## Exercise details
Find every line below where the word "Song" occurs. Then say how many there are, giving only the number.

Extracted data entries
════════

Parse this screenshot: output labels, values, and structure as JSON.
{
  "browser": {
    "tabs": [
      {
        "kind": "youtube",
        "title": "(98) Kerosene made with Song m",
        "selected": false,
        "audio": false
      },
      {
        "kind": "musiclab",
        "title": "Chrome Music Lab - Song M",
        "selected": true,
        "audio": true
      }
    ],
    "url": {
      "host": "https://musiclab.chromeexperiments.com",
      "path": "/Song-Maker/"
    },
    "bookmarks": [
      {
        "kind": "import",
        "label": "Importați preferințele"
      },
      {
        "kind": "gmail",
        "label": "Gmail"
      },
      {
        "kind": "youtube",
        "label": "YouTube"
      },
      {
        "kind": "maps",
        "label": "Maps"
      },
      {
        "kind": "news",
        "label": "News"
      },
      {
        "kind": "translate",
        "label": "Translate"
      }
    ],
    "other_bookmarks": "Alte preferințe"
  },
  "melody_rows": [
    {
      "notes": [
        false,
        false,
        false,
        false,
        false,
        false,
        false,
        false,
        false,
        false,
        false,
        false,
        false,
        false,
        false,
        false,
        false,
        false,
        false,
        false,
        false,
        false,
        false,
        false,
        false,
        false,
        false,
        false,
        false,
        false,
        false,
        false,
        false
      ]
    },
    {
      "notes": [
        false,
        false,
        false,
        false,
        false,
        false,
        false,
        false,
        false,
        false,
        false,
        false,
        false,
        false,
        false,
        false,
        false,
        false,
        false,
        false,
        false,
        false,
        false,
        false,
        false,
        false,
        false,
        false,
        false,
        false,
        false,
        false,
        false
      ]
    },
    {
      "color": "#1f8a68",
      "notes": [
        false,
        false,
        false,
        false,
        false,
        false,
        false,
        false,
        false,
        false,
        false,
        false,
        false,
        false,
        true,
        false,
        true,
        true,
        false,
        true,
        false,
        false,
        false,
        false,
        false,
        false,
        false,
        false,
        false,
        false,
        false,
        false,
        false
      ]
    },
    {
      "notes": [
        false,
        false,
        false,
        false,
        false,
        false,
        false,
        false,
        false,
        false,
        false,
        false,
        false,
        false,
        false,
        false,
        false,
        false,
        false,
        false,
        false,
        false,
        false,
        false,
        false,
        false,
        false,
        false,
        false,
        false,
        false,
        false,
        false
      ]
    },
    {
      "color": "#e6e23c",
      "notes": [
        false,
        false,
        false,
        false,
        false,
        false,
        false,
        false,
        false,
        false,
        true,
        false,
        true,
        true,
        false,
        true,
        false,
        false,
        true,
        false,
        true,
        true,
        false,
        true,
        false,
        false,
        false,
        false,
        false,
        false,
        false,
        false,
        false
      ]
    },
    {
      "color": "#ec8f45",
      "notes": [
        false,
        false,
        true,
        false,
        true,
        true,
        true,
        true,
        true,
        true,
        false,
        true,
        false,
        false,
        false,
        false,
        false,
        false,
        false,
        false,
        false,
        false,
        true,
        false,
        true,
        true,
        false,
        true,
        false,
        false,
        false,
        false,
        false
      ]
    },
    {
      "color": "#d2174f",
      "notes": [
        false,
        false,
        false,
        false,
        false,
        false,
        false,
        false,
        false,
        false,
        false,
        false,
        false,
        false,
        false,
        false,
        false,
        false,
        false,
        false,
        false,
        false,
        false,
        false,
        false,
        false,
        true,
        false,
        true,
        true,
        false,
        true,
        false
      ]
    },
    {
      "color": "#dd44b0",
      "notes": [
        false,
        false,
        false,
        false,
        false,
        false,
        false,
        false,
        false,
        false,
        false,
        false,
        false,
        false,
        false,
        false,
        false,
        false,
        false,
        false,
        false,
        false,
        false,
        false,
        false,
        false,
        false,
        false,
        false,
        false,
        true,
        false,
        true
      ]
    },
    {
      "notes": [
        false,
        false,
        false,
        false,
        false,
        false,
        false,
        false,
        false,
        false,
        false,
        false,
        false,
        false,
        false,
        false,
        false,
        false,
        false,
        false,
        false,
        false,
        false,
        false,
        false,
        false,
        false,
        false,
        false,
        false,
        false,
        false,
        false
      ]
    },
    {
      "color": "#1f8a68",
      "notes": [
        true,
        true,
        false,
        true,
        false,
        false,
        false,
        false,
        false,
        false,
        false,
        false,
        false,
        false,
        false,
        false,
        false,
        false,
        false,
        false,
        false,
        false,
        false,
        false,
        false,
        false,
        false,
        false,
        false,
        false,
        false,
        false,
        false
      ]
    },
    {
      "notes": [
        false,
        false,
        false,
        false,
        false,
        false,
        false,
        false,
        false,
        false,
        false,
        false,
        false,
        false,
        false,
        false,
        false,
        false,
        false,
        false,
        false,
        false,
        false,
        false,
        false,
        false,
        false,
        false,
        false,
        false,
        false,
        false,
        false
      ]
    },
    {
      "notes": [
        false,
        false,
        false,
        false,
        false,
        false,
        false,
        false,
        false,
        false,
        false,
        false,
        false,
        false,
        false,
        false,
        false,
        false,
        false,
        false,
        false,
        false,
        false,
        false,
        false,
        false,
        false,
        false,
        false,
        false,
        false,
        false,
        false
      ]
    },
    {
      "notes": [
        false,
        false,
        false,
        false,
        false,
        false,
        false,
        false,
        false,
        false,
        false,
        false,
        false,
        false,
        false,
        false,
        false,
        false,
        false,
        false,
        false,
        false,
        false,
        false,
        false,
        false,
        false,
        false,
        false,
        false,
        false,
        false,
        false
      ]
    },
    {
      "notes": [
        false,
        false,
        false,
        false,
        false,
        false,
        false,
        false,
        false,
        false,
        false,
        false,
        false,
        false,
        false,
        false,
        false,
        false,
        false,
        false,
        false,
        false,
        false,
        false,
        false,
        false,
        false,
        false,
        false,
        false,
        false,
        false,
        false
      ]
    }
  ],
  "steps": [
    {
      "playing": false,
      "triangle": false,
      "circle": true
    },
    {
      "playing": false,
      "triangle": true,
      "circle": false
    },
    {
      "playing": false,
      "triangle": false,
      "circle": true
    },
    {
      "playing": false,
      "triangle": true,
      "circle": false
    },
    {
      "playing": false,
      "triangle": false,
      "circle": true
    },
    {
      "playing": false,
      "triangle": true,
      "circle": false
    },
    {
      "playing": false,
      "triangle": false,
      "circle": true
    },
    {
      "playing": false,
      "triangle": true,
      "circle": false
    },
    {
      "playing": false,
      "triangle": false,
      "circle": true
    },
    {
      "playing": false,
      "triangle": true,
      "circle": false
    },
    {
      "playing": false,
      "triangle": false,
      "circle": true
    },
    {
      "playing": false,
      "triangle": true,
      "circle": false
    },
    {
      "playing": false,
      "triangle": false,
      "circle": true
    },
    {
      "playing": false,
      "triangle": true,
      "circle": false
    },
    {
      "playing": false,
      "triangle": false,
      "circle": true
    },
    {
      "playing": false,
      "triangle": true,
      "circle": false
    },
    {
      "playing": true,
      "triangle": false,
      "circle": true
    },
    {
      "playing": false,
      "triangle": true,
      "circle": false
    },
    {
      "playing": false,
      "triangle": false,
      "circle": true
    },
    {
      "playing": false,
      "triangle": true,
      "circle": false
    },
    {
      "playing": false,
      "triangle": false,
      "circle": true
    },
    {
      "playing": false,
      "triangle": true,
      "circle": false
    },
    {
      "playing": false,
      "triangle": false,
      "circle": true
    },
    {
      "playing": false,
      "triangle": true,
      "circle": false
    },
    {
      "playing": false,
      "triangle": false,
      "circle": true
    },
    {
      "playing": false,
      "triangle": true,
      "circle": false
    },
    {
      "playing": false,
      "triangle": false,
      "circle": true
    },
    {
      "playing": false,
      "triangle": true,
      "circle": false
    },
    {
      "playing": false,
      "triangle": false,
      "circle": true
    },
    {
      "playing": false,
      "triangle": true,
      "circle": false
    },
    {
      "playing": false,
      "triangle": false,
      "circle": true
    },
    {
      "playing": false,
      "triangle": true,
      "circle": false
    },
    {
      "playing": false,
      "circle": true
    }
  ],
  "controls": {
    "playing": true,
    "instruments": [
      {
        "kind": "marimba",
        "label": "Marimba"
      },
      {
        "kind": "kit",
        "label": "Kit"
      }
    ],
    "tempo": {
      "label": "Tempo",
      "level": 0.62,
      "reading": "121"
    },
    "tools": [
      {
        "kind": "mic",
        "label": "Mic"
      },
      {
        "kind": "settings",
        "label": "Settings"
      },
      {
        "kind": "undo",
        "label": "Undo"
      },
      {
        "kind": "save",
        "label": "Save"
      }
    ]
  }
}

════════

## Exercise result
3